- [ACTIVITY]
Please report how many lines in these records contain the string "desc", and give nothing besides the number.

══════

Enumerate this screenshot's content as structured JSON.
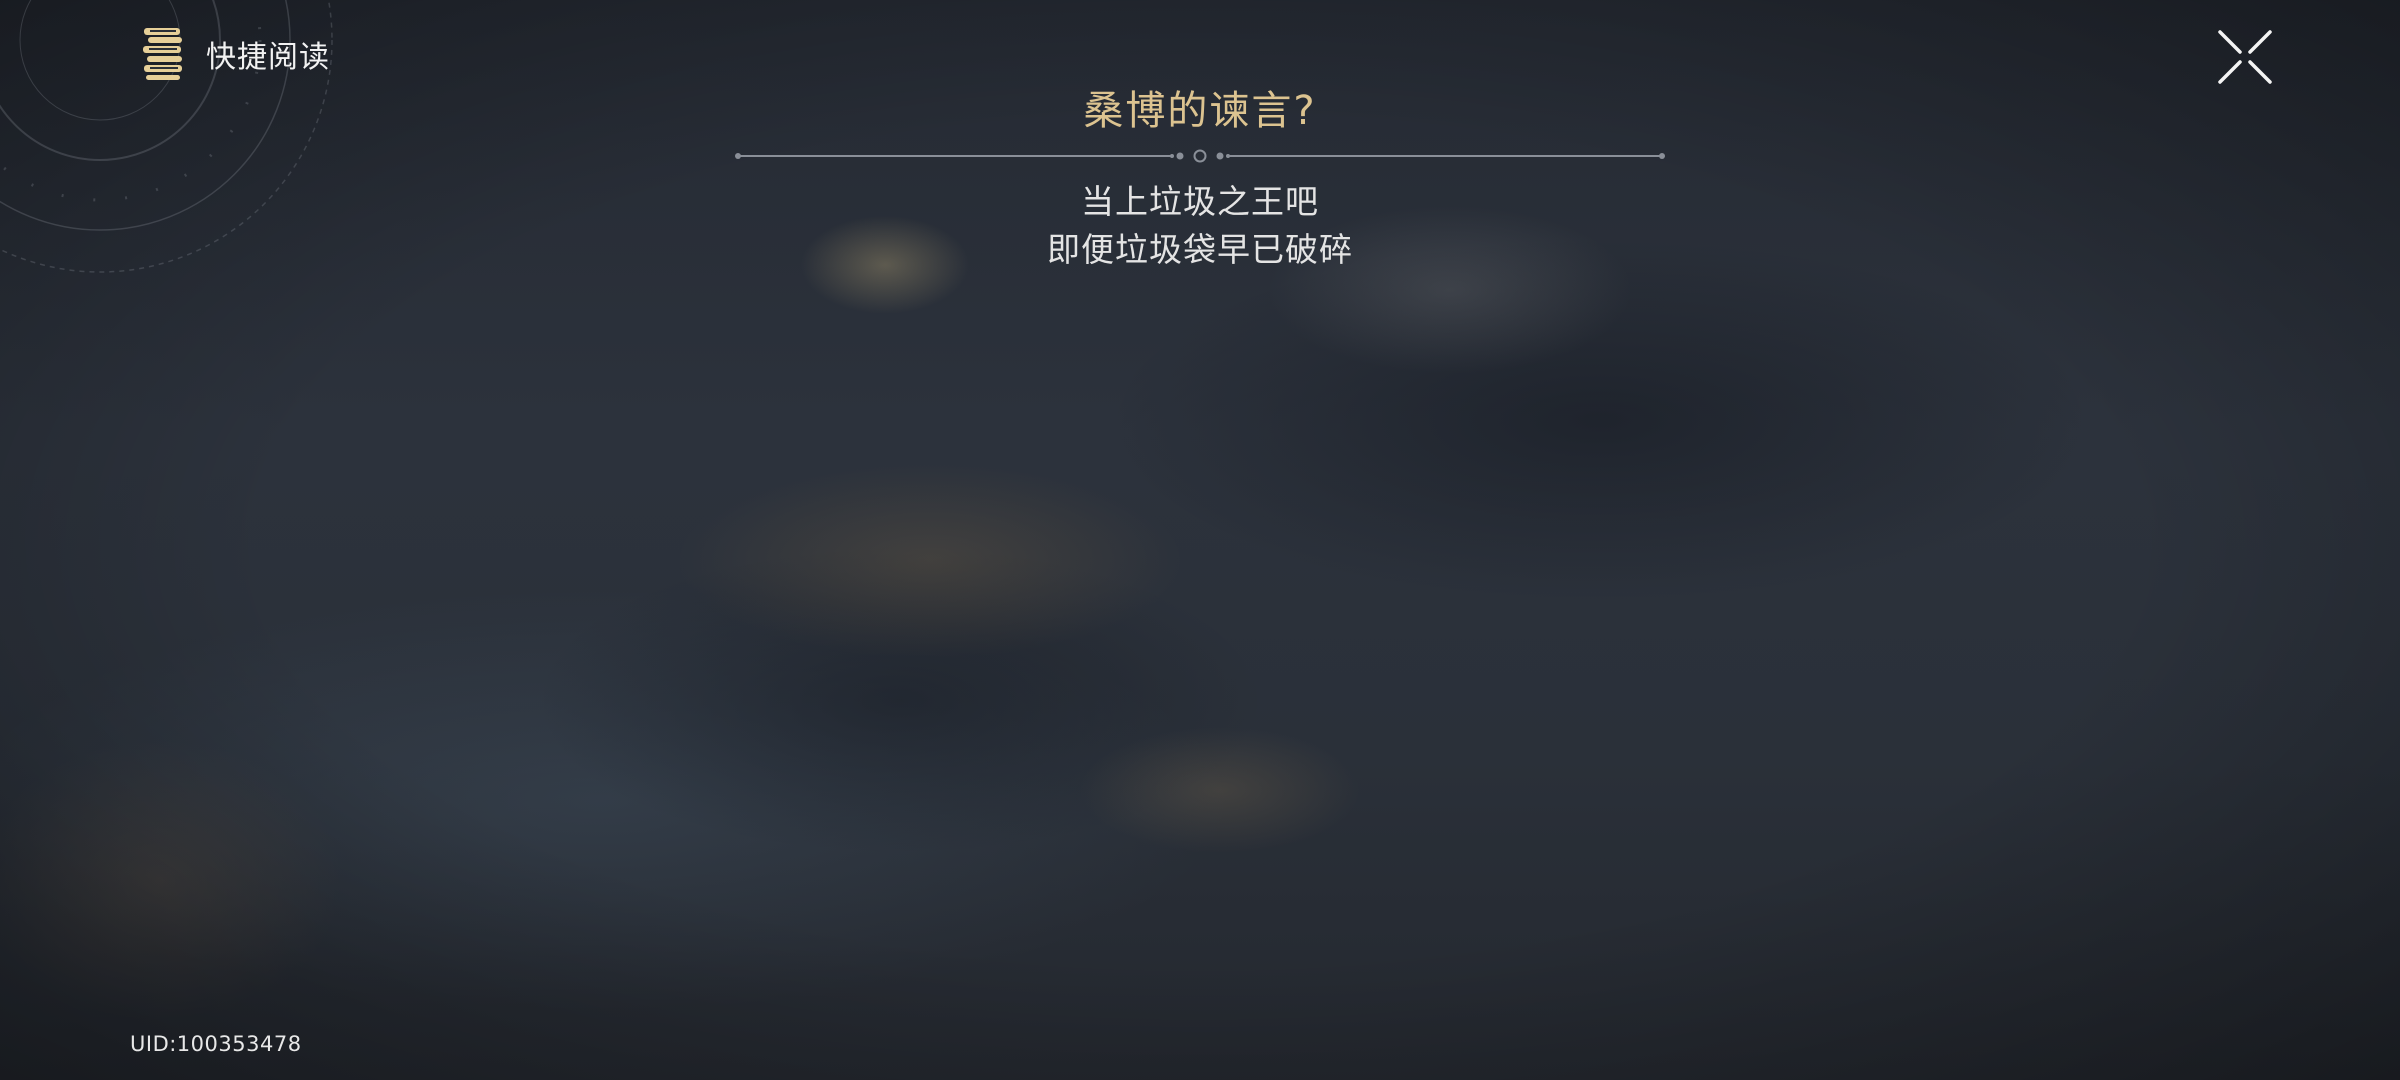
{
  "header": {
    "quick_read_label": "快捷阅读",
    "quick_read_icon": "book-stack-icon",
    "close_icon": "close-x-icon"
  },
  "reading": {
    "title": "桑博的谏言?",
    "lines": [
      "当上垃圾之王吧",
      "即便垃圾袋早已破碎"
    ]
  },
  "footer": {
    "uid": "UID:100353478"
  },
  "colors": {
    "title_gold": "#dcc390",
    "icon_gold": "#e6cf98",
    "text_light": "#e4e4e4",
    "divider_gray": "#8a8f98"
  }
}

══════

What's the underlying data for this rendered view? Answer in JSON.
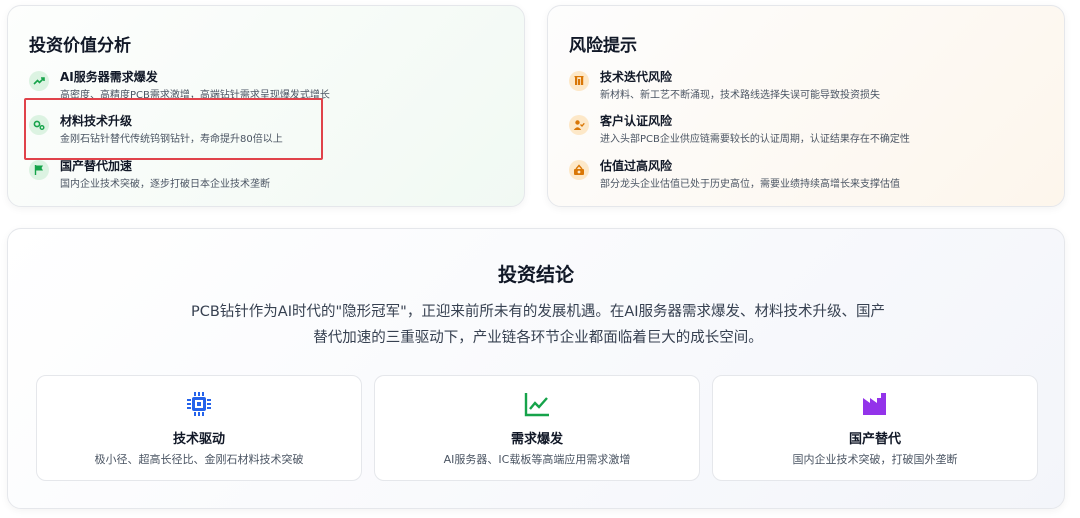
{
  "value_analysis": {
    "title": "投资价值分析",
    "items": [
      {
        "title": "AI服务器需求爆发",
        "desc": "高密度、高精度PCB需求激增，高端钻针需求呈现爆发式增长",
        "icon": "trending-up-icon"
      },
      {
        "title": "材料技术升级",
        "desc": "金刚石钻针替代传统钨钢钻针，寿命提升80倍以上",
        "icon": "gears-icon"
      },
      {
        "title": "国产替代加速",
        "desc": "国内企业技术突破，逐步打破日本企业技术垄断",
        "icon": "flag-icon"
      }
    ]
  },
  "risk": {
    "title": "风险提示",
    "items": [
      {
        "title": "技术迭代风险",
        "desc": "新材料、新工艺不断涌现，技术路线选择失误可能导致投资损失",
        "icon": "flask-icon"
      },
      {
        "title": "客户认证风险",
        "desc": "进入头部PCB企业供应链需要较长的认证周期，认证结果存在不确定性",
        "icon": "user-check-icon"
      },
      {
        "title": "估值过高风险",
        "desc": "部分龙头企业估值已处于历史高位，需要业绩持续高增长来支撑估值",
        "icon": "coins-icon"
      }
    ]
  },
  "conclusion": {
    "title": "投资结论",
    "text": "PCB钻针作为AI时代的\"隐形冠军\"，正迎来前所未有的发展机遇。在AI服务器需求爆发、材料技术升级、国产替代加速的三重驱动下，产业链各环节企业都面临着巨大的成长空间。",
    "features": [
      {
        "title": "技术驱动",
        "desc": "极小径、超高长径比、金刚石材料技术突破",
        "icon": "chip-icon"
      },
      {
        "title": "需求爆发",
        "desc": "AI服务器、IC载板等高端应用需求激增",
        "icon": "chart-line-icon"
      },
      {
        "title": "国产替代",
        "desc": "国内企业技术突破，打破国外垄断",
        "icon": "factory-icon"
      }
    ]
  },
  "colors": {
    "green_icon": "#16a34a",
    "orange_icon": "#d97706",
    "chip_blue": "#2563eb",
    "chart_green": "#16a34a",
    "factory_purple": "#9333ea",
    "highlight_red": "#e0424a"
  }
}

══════

- [TASK ANSWER]
9